Can, G. (2021). “Does Sharia Compliance Affect Financial Reporting Quality? An Evidence from Muslim Majority Countries”, International Journal of Islamic and Middle Eastern Finance and Management, Forthcoming. doi: 10.1108/IMEFM-04-2019-0149
Purpose – Sharia compliance states that the compliant company operates not only under regulations but also to the restrictions and permission of Islam. This research aims to reveal whether Sharia compliance enhances financial reporting quality.
Design/methodology/approach – The sample is constructed from 15 Muslim majority countries, 2,300 companies for the periods between 2005 and 2017 with 23,810 firm*year observations. Financial reporting quality is measured with discretionary accruals and audit aggressiveness. Discretionary accruals is the absolute of Kothari, Leone, and Wasley’s (2005) “Performance Matched Discretionary Accruals Model”. Audit aggressiveness is calculated with absolute of Gul, Wu, and Yang’s (2013) model.
Findings – This research reveals the behavioral differences on financial reporting quality between Sharia-compliant and non-compliant companies. According to the analyses, Sharia compliance increases the financial reporting quality by decreasing the discretionary accruals and audit aggressiveness. The robustness tests support this result.
Practical implications – Sharia compliance is not limited to the business activity, financial restrictions, and Supervisory Board for Sharia-compliant companies. It also enhances the companies’ financial reporting quality.

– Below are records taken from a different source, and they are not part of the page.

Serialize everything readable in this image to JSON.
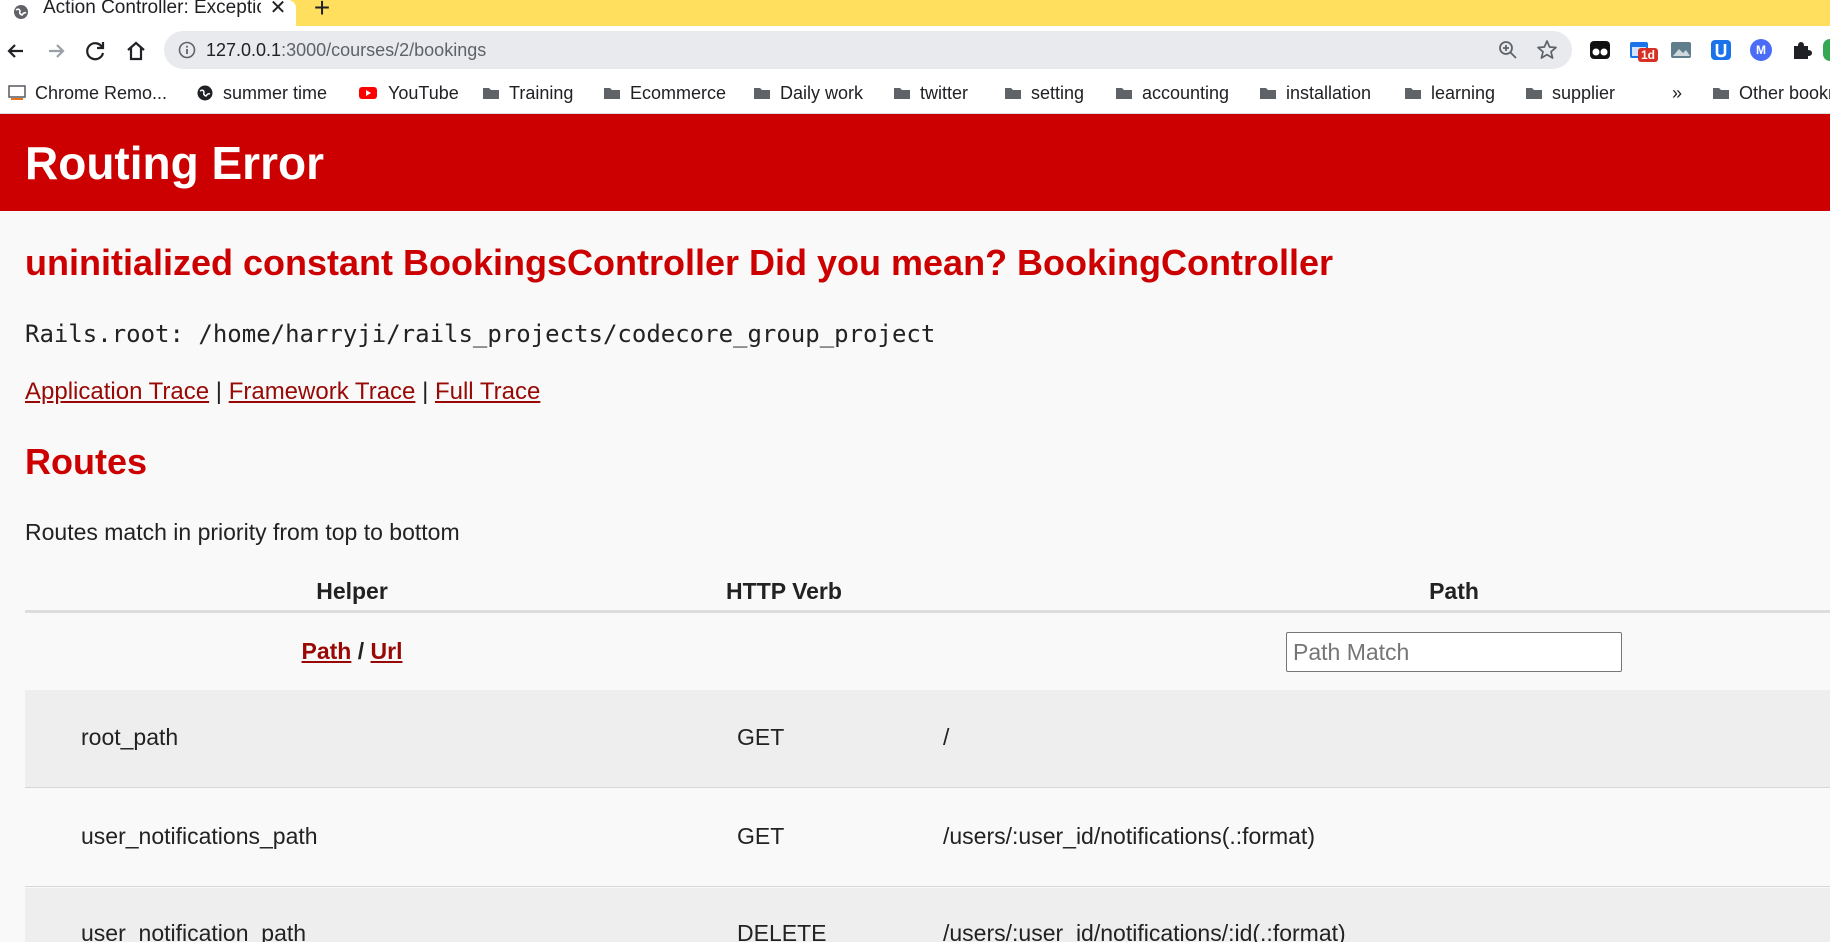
{
  "browser": {
    "tab": {
      "title": "Action Controller: Exception caught"
    },
    "address": {
      "host": "127.0.0.1",
      "rest": ":3000/courses/2/bookings"
    },
    "bookmarks": [
      {
        "label": "Chrome Remo...",
        "icon": "remote-desktop-icon"
      },
      {
        "label": "summer time",
        "icon": "globe-icon"
      },
      {
        "label": "YouTube",
        "icon": "youtube-icon"
      },
      {
        "label": "Training",
        "icon": "folder-icon"
      },
      {
        "label": "Ecommerce",
        "icon": "folder-icon"
      },
      {
        "label": "Daily work",
        "icon": "folder-icon"
      },
      {
        "label": "twitter",
        "icon": "folder-icon"
      },
      {
        "label": "setting",
        "icon": "folder-icon"
      },
      {
        "label": "accounting",
        "icon": "folder-icon"
      },
      {
        "label": "installation",
        "icon": "folder-icon"
      },
      {
        "label": "learning",
        "icon": "folder-icon"
      },
      {
        "label": "supplier",
        "icon": "folder-icon"
      }
    ],
    "bookmarks_overflow": "»",
    "other_bookmarks": "Other bookmarks",
    "extension_badge": "1d",
    "extension_avatar_letter": "M"
  },
  "page": {
    "header": "Routing Error",
    "error_message": "uninitialized constant BookingsController Did you mean?  BookingController",
    "rails_root": "Rails.root: /home/harryji/rails_projects/codecore_group_project",
    "traces": {
      "application": "Application Trace",
      "framework": "Framework Trace",
      "full": "Full Trace",
      "separator": "|"
    },
    "routes_title": "Routes",
    "routes_description": "Routes match in priority from top to bottom",
    "table": {
      "headers": {
        "helper": "Helper",
        "verb": "HTTP Verb",
        "path": "Path"
      },
      "helper_toggle": {
        "path": "Path",
        "separator": "/",
        "url": "Url"
      },
      "path_match_placeholder": "Path Match",
      "rows": [
        {
          "helper": "root_path",
          "verb": "GET",
          "path": "/"
        },
        {
          "helper": "user_notifications_path",
          "verb": "GET",
          "path": "/users/:user_id/notifications(.:format)"
        },
        {
          "helper": "user_notification_path",
          "verb": "DELETE",
          "path": "/users/:user_id/notifications/:id(.:format)"
        }
      ]
    }
  },
  "colors": {
    "tabstrip": "#ffdf5d",
    "header_bg": "#cc0000",
    "link": "#980905",
    "row_odd": "#eeeeee"
  }
}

Robustness analysis also showed that IFRS increases the financial reporting quality by reducing discretionary accruals and audit aggressiveness.

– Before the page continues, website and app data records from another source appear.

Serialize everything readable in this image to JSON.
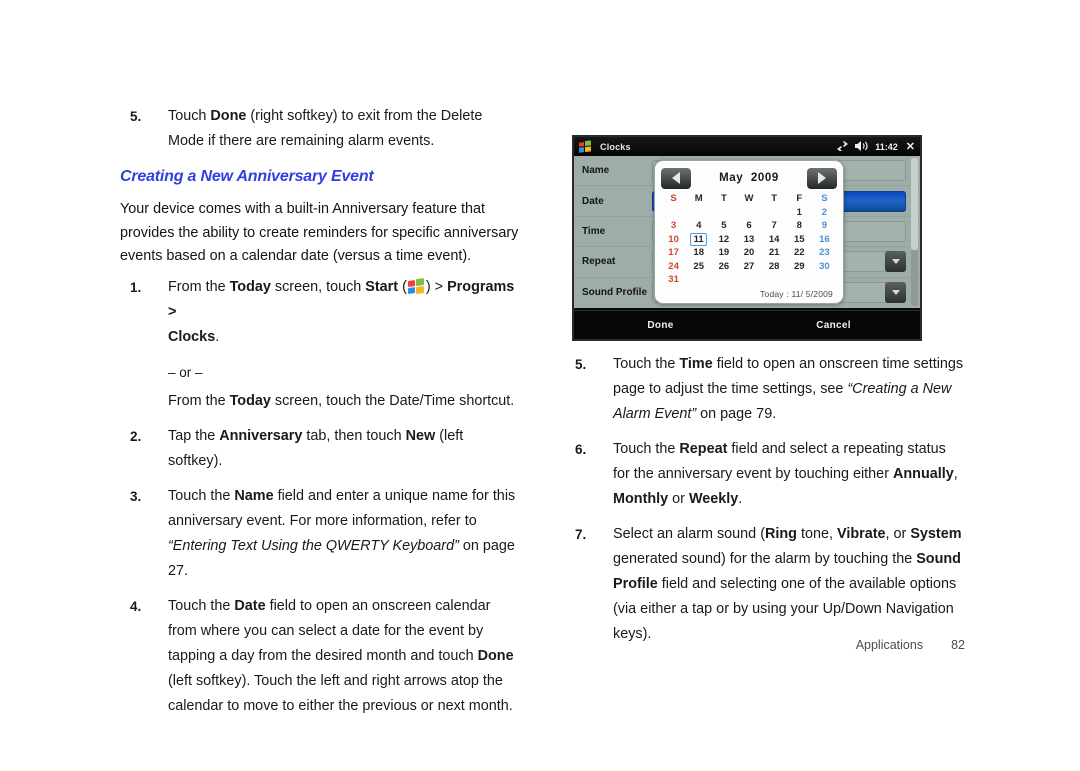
{
  "left_column": {
    "step5": {
      "num": "5.",
      "text_1": "Touch ",
      "bold_1": "Done",
      "text_2": " (right softkey) to exit from the Delete Mode if there are remaining alarm events."
    },
    "heading": "Creating a New Anniversary Event",
    "intro": "Your device comes with a built-in Anniversary feature that provides the ability to create reminders for specific anniversary events based on a calendar date (versus a time event).",
    "step1": {
      "num": "1.",
      "text_1": "From the ",
      "bold_1": "Today",
      "text_2": " screen, touch ",
      "bold_2": "Start",
      "text_3": " (",
      "icon": "windows-logo-icon",
      "text_4": ") > ",
      "bold_3": "Programs >",
      "bold_4": "Clocks",
      "text_5": "."
    },
    "or_divider": "– or –",
    "or_line": {
      "text_1": "From the ",
      "bold_1": "Today",
      "text_2": " screen, touch the Date/Time shortcut."
    },
    "step2": {
      "num": "2.",
      "text_1": "Tap the ",
      "bold_1": "Anniversary",
      "text_2": " tab, then touch ",
      "bold_2": "New",
      "text_3": " (left softkey)."
    },
    "step3": {
      "num": "3.",
      "text_1": "Touch the ",
      "bold_1": "Name",
      "text_2": " field and enter a unique name for this anniversary event. For more information, refer to ",
      "italic_1": "“Entering Text Using the QWERTY Keyboard”",
      "text_3": " on page 27."
    },
    "step4": {
      "num": "4.",
      "text_1": "Touch the ",
      "bold_1": "Date",
      "text_2": " field to open an onscreen calendar from where you can select a date for the event by tapping a day from the desired month and touch ",
      "bold_2": "Done",
      "text_3": " (left softkey). Touch the left and right arrows atop the calendar to move to either the previous or next month."
    }
  },
  "right_column": {
    "step5": {
      "num": "5.",
      "text_1": "Touch the ",
      "bold_1": "Time",
      "text_2": " field to open an onscreen time settings page to adjust the time settings, see ",
      "italic_1": "“Creating a New Alarm Event”",
      "text_3": " on page 79."
    },
    "step6": {
      "num": "6.",
      "text_1": "Touch the ",
      "bold_1": "Repeat",
      "text_2": " field and select a repeating status for the anniversary event by touching either ",
      "bold_2": "Annually",
      "text_3": ", ",
      "bold_3": "Monthly",
      "text_4": " or ",
      "bold_4": "Weekly",
      "text_5": "."
    },
    "step7": {
      "num": "7.",
      "text_1": "Select an alarm sound (",
      "bold_1": "Ring",
      "text_2": " tone, ",
      "bold_2": "Vibrate",
      "text_3": ", or ",
      "bold_3": "System",
      "text_4": " generated sound) for the alarm by touching the ",
      "bold_4": "Sound Profile",
      "text_5": " field and selecting one of the available options (via either a tap or by using your Up/Down Navigation keys)."
    }
  },
  "device": {
    "titlebar": {
      "app_icon": "windows-flag-icon",
      "app_title": "Clocks",
      "connection_icon": "connectivity-icon",
      "volume_icon": "speaker-icon",
      "clock": "11:42",
      "close_icon": "✕"
    },
    "form_rows": [
      {
        "label": "Name",
        "type": "text"
      },
      {
        "label": "Date",
        "type": "text-selected"
      },
      {
        "label": "Time",
        "type": "text"
      },
      {
        "label": "Repeat",
        "type": "dropdown"
      },
      {
        "label": "Sound Profile",
        "type": "dropdown"
      }
    ],
    "calendar": {
      "prev_icon": "arrow-left-icon",
      "next_icon": "arrow-right-icon",
      "month": "May",
      "year": "2009",
      "weekday_headers": [
        "S",
        "M",
        "T",
        "W",
        "T",
        "F",
        "S"
      ],
      "weeks": [
        [
          "",
          "",
          "",
          "",
          "",
          "1",
          "2"
        ],
        [
          "3",
          "4",
          "5",
          "6",
          "7",
          "8",
          "9"
        ],
        [
          "10",
          "11",
          "12",
          "13",
          "14",
          "15",
          "16"
        ],
        [
          "17",
          "18",
          "19",
          "20",
          "21",
          "22",
          "23"
        ],
        [
          "24",
          "25",
          "26",
          "27",
          "28",
          "29",
          "30"
        ],
        [
          "31",
          "",
          "",
          "",
          "",
          "",
          ""
        ]
      ],
      "selected_day": "11",
      "today_label": "Today : 11/ 5/2009"
    },
    "softkeys": {
      "left": "Done",
      "right": "Cancel"
    }
  },
  "footer": {
    "section": "Applications",
    "page_number": "82"
  },
  "colors": {
    "heading_blue": "#2f3fe0",
    "device_form_bg": "#9fada9",
    "selected_field_blue": "#1d64c8",
    "sunday_red": "#d4442a",
    "saturday_blue": "#4a8fd8"
  }
}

Originality/value – This research contributes to the accounting literature by providing insight into the use of Islamic financial instruments. The empirical results also show that the use of IFRS and Islamic financial instruments decreases the discretionary accruals and audit aggressiveness.